▶ **Task description**:
Below you will find a set of lines. Repeat them all exactly.

══ Input data

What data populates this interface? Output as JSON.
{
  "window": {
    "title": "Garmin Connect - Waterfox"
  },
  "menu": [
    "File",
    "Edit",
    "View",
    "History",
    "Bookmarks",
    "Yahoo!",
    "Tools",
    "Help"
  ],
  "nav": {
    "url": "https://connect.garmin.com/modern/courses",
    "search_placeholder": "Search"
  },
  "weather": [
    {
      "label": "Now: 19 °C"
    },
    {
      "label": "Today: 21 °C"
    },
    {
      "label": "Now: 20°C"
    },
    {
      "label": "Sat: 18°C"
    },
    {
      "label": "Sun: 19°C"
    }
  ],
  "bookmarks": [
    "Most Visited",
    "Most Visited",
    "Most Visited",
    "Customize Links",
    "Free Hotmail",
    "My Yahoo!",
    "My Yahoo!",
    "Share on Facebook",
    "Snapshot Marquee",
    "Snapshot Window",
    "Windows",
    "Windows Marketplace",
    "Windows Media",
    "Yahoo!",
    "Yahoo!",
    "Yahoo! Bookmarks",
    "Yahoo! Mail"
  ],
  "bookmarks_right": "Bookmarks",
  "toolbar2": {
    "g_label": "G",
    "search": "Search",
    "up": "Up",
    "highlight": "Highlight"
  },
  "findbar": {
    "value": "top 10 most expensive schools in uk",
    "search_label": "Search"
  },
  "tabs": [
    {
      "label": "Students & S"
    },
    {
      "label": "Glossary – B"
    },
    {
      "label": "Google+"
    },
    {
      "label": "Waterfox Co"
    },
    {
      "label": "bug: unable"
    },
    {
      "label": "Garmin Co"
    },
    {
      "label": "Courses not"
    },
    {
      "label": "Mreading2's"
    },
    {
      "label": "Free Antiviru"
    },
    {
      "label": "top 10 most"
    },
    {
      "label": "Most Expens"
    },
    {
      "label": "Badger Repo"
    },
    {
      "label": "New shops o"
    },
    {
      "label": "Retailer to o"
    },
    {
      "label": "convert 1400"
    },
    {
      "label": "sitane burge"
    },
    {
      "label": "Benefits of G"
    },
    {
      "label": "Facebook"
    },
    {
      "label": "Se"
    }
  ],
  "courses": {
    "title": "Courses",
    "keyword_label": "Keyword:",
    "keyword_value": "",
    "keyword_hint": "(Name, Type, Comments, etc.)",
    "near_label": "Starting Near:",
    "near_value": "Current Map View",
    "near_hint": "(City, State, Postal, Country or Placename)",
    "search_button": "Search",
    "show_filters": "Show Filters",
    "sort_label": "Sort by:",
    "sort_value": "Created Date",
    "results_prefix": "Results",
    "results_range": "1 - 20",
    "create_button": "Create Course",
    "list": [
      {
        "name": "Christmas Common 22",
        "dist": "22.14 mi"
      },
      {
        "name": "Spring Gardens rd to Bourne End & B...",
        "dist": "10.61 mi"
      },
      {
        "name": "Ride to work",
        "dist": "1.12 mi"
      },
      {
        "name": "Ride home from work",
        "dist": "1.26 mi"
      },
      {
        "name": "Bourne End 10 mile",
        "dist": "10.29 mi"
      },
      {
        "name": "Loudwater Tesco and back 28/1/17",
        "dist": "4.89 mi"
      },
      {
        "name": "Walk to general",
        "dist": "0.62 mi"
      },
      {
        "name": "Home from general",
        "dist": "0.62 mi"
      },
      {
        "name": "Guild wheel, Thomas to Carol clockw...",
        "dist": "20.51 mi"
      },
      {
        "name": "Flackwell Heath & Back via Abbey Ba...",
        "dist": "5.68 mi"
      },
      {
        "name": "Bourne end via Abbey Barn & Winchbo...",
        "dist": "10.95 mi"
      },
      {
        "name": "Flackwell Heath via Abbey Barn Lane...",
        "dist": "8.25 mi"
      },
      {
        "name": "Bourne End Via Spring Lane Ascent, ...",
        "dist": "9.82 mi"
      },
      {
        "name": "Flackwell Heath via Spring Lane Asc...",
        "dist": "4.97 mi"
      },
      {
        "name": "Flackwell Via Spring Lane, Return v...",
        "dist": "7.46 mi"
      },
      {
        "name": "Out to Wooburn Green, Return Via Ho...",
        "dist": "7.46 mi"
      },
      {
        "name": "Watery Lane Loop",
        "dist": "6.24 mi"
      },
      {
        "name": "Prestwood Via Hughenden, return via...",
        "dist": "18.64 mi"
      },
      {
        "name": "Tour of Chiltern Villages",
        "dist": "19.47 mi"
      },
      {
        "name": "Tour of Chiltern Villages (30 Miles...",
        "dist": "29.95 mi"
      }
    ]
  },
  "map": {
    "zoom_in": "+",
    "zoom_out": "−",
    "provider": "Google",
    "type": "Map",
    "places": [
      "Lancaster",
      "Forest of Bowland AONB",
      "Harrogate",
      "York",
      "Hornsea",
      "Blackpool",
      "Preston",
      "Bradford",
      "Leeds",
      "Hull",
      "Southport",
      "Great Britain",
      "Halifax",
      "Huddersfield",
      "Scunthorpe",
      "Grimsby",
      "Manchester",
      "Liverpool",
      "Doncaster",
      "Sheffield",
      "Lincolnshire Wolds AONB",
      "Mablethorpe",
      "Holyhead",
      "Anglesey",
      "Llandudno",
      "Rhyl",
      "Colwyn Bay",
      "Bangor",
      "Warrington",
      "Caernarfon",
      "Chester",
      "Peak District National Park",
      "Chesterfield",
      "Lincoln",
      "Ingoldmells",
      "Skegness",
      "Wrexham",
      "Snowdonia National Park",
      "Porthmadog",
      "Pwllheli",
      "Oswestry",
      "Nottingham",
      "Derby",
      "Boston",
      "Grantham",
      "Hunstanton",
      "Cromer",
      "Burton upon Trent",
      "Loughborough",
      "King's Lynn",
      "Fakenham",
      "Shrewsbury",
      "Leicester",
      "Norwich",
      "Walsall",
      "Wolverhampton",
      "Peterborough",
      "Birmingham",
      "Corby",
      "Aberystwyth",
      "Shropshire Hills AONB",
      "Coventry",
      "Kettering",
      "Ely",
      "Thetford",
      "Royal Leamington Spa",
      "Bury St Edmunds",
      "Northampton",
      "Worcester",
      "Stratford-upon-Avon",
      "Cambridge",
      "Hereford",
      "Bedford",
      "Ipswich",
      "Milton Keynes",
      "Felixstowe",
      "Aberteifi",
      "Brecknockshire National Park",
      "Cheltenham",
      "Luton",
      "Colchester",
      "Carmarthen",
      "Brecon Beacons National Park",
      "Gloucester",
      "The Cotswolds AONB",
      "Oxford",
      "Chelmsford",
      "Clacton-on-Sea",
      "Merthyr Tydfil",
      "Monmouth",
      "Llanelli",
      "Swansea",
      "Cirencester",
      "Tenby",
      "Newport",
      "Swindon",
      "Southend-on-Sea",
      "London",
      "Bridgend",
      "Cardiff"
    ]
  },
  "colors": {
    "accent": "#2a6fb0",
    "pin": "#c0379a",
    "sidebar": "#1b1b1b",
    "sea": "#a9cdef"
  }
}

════

▶ **Answer to this problem**:
What data populates this interface? Output as JSON.
{
  "window": {
    "title": "Garmin Connect - Waterfox"
  },
  "menu": [
    "File",
    "Edit",
    "View",
    "History",
    "Bookmarks",
    "Yahoo!",
    "Tools",
    "Help"
  ],
  "nav": {
    "url": "https://connect.garmin.com/modern/courses",
    "search_placeholder": "Search"
  },
  "weather": [
    {
      "label": "Now: 19 °C"
    },
    {
      "label": "Today: 21 °C"
    },
    {
      "label": "Now: 20°C"
    },
    {
      "label": "Sat: 18°C"
    },
    {
      "label": "Sun: 19°C"
    }
  ],
  "bookmarks": [
    "Most Visited",
    "Most Visited",
    "Most Visited",
    "Customize Links",
    "Free Hotmail",
    "My Yahoo!",
    "My Yahoo!",
    "Share on Facebook",
    "Snapshot Marquee",
    "Snapshot Window",
    "Windows",
    "Windows Marketplace",
    "Windows Media",
    "Yahoo!",
    "Yahoo!",
    "Yahoo! Bookmarks",
    "Yahoo! Mail"
  ],
  "bookmarks_right": "Bookmarks",
  "toolbar2": {
    "g_label": "G",
    "search": "Search",
    "up": "Up",
    "highlight": "Highlight"
  },
  "findbar": {
    "value": "top 10 most expensive schools in uk",
    "search_label": "Search"
  },
  "tabs": [
    {
      "label": "Students & S"
    },
    {
      "label": "Glossary – B"
    },
    {
      "label": "Google+"
    },
    {
      "label": "Waterfox Co"
    },
    {
      "label": "bug: unable"
    },
    {
      "label": "Garmin Co"
    },
    {
      "label": "Courses not"
    },
    {
      "label": "Mreading2's"
    },
    {
      "label": "Free Antiviru"
    },
    {
      "label": "top 10 most"
    },
    {
      "label": "Most Expens"
    },
    {
      "label": "Badger Repo"
    },
    {
      "label": "New shops o"
    },
    {
      "label": "Retailer to o"
    },
    {
      "label": "convert 1400"
    },
    {
      "label": "sitane burge"
    },
    {
      "label": "Benefits of G"
    },
    {
      "label": "Facebook"
    },
    {
      "label": "Se"
    }
  ],
  "courses": {
    "title": "Courses",
    "keyword_label": "Keyword:",
    "keyword_value": "",
    "keyword_hint": "(Name, Type, Comments, etc.)",
    "near_label": "Starting Near:",
    "near_value": "Current Map View",
    "near_hint": "(City, State, Postal, Country or Placename)",
    "search_button": "Search",
    "show_filters": "Show Filters",
    "sort_label": "Sort by:",
    "sort_value": "Created Date",
    "results_prefix": "Results",
    "results_range": "1 - 20",
    "create_button": "Create Course",
    "list": [
      {
        "name": "Christmas Common 22",
        "dist": "22.14 mi"
      },
      {
        "name": "Spring Gardens rd to Bourne End & B...",
        "dist": "10.61 mi"
      },
      {
        "name": "Ride to work",
        "dist": "1.12 mi"
      },
      {
        "name": "Ride home from work",
        "dist": "1.26 mi"
      },
      {
        "name": "Bourne End 10 mile",
        "dist": "10.29 mi"
      },
      {
        "name": "Loudwater Tesco and back 28/1/17",
        "dist": "4.89 mi"
      },
      {
        "name": "Walk to general",
        "dist": "0.62 mi"
      },
      {
        "name": "Home from general",
        "dist": "0.62 mi"
      },
      {
        "name": "Guild wheel, Thomas to Carol clockw...",
        "dist": "20.51 mi"
      },
      {
        "name": "Flackwell Heath & Back via Abbey Ba...",
        "dist": "5.68 mi"
      },
      {
        "name": "Bourne end via Abbey Barn & Winchbo...",
        "dist": "10.95 mi"
      },
      {
        "name": "Flackwell Heath via Abbey Barn Lane...",
        "dist": "8.25 mi"
      },
      {
        "name": "Bourne End Via Spring Lane Ascent, ...",
        "dist": "9.82 mi"
      },
      {
        "name": "Flackwell Heath via Spring Lane Asc...",
        "dist": "4.97 mi"
      },
      {
        "name": "Flackwell Via Spring Lane, Return v...",
        "dist": "7.46 mi"
      },
      {
        "name": "Out to Wooburn Green, Return Via Ho...",
        "dist": "7.46 mi"
      },
      {
        "name": "Watery Lane Loop",
        "dist": "6.24 mi"
      },
      {
        "name": "Prestwood Via Hughenden, return via...",
        "dist": "18.64 mi"
      },
      {
        "name": "Tour of Chiltern Villages",
        "dist": "19.47 mi"
      },
      {
        "name": "Tour of Chiltern Villages (30 Miles...",
        "dist": "29.95 mi"
      }
    ]
  },
  "map": {
    "zoom_in": "+",
    "zoom_out": "−",
    "provider": "Google",
    "type": "Map",
    "places": [
      "Lancaster",
      "Forest of Bowland AONB",
      "Harrogate",
      "York",
      "Hornsea",
      "Blackpool",
      "Preston",
      "Bradford",
      "Leeds",
      "Hull",
      "Southport",
      "Great Britain",
      "Halifax",
      "Huddersfield",
      "Scunthorpe",
      "Grimsby",
      "Manchester",
      "Liverpool",
      "Doncaster",
      "Sheffield",
      "Lincolnshire Wolds AONB",
      "Mablethorpe",
      "Holyhead",
      "Anglesey",
      "Llandudno",
      "Rhyl",
      "Colwyn Bay",
      "Bangor",
      "Warrington",
      "Caernarfon",
      "Chester",
      "Peak District National Park",
      "Chesterfield",
      "Lincoln",
      "Ingoldmells",
      "Skegness",
      "Wrexham",
      "Snowdonia National Park",
      "Porthmadog",
      "Pwllheli",
      "Oswestry",
      "Nottingham",
      "Derby",
      "Boston",
      "Grantham",
      "Hunstanton",
      "Cromer",
      "Burton upon Trent",
      "Loughborough",
      "King's Lynn",
      "Fakenham",
      "Shrewsbury",
      "Leicester",
      "Norwich",
      "Walsall",
      "Wolverhampton",
      "Peterborough",
      "Birmingham",
      "Corby",
      "Aberystwyth",
      "Shropshire Hills AONB",
      "Coventry",
      "Kettering",
      "Ely",
      "Thetford",
      "Royal Leamington Spa",
      "Bury St Edmunds",
      "Northampton",
      "Worcester",
      "Stratford-upon-Avon",
      "Cambridge",
      "Hereford",
      "Bedford",
      "Ipswich",
      "Milton Keynes",
      "Felixstowe",
      "Aberteifi",
      "Brecknockshire National Park",
      "Cheltenham",
      "Luton",
      "Colchester",
      "Carmarthen",
      "Brecon Beacons National Park",
      "Gloucester",
      "The Cotswolds AONB",
      "Oxford",
      "Chelmsford",
      "Clacton-on-Sea",
      "Merthyr Tydfil",
      "Monmouth",
      "Llanelli",
      "Swansea",
      "Cirencester",
      "Tenby",
      "Newport",
      "Swindon",
      "Southend-on-Sea",
      "London",
      "Bridgend",
      "Cardiff"
    ]
  },
  "colors": {
    "accent": "#2a6fb0",
    "pin": "#c0379a",
    "sidebar": "#1b1b1b",
    "sea": "#a9cdef"
  }
}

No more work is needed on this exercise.